It appears an ethics bill requiring elected officials in South Carolina to disclose their private income will have to be hammered out in committee.
The state House on Thursday rejected the Senate’s proposal that would have just required politicians identify their sources of income, but not the amount. The House also wants to require disclosure of the exact amount that public officials earn from non-government income. However, Senate leaders say there is not enough support for requiring specific dollar amounts and hope that revealing senators’ income sources to the public will be just as effective.
“We spent a year working on our bill. We got to a very good product,” State Rep. Kirkman Finlay, R-Columbia, said on the floor. “I must tell you that I think the Senate’s bill was put together in a very short period of time and is not nearly as well developed.”

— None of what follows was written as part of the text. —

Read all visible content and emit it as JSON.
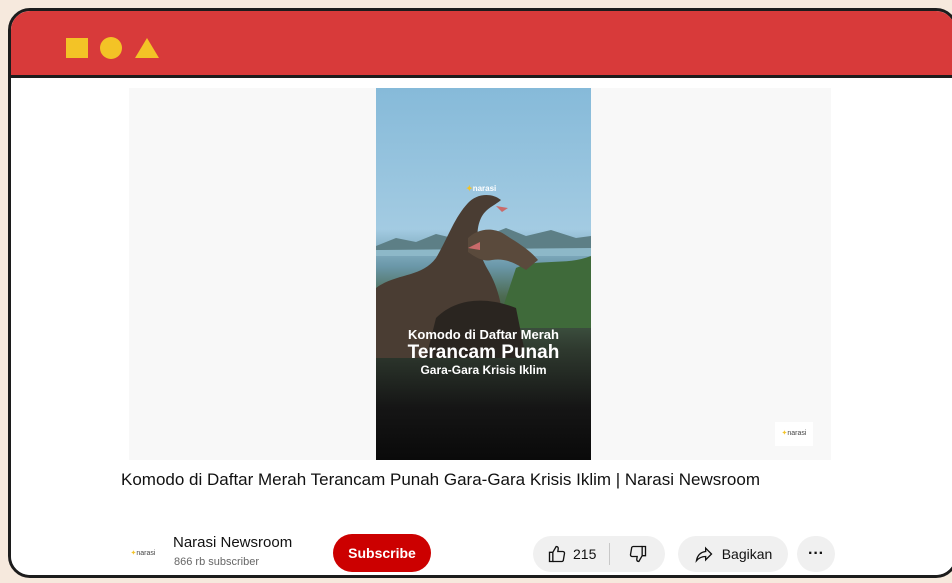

The more controversial change would require nonprofit organizations to reveal the names of donors who provide money spent on elections and other political campaigns. Right now, state law does not regulate contributions to third-party organizations the same way it does for political campaigns. The bill’s supporters say the anonymous donations (which they call “dark money”) can influence an election.
Finlay argued it is similar to existing state laws requiring lobbyists to disclose who pays them. “We are simply asking people who are engaged in the debate… to disclose their interest,” he said. “We force people who come to the lobby to tell us who they work for and what positions they advocate. I’m simply asking that those that get involved in campaigns explain the same thing.”

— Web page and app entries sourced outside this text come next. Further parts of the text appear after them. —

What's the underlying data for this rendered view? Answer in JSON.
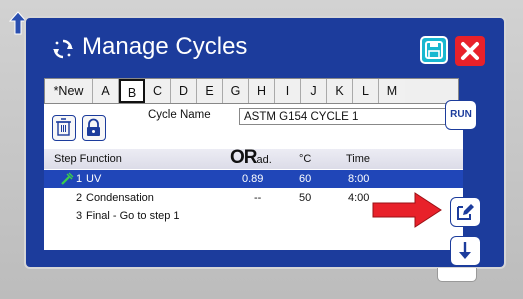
{
  "window": {
    "title": "Manage Cycles",
    "icons": {
      "title": "cycle-arrows-icon",
      "save": "save-icon",
      "close": "close-icon",
      "corner": "back-arrow-icon"
    }
  },
  "tabs": {
    "new_label": "*New",
    "letters": [
      "A",
      "B",
      "C",
      "D",
      "E",
      "G",
      "H",
      "I",
      "J",
      "K",
      "L",
      "M"
    ],
    "active": "B"
  },
  "panel": {
    "cycle_name_label": "Cycle Name",
    "cycle_name_value": "ASTM G154 CYCLE 1",
    "trash_icon": "trash-icon",
    "lock_icon": "lock-icon"
  },
  "table": {
    "headers": {
      "step_function": "Step Function",
      "irradiance_prefix": "OR",
      "irradiance_suffix": "ad.",
      "temperature": "°C",
      "time": "Time"
    },
    "rows": [
      {
        "step": "1",
        "function": "UV",
        "irradiance": "0.89",
        "temperature": "60",
        "time": "8:00",
        "selected": true,
        "icon": "light-icon"
      },
      {
        "step": "2",
        "function": "Condensation",
        "irradiance": "--",
        "temperature": "50",
        "time": "4:00",
        "selected": false
      },
      {
        "step": "3",
        "function": "Final - Go to step 1",
        "irradiance": "",
        "temperature": "",
        "time": "",
        "selected": false
      }
    ]
  },
  "side_buttons": {
    "run_label": "RUN",
    "edit_icon": "edit-icon",
    "down_icon": "arrow-down-icon"
  },
  "annotation": {
    "arrow_icon": "red-pointer-arrow-icon",
    "color": "#e8212a"
  },
  "colors": {
    "window_bg": "#1c3c9c",
    "selected_row": "#2046b8",
    "save_button": "#18b8d0",
    "close_button": "#e8212a"
  }
}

But other Republicans who oppose the idea argue it’s an effective restriction of free speech because it opens up those donors to potential retaliation from elected officials. “If you’re going that these organizations disclose who their donors are, I can only conclude that it’s out of a desire to target those donors,” State Rep. Jonathan Hill, R-Townville, said.
State Rep. Mike Pitts, R-Laurens, insisted the bill’s language does not violate free speech and instead encourages transparency by requiring groups that buy thousands of dollars in campaign ads to identify their interests. “This says nothing about what they can say, what they can target me with,” he told Hill. “It just simply says if an outside source is paying to get involved in my campaign, then they have to (disclose).”
Senators are unlikely to agree with either change, likely sending the bill to be negotiated in a joint conference committee of House and Senate members. Gov. Nikki Haley has made income disclosure a priority in her second term and this week repeated her urgings for legislators to send her a finished version.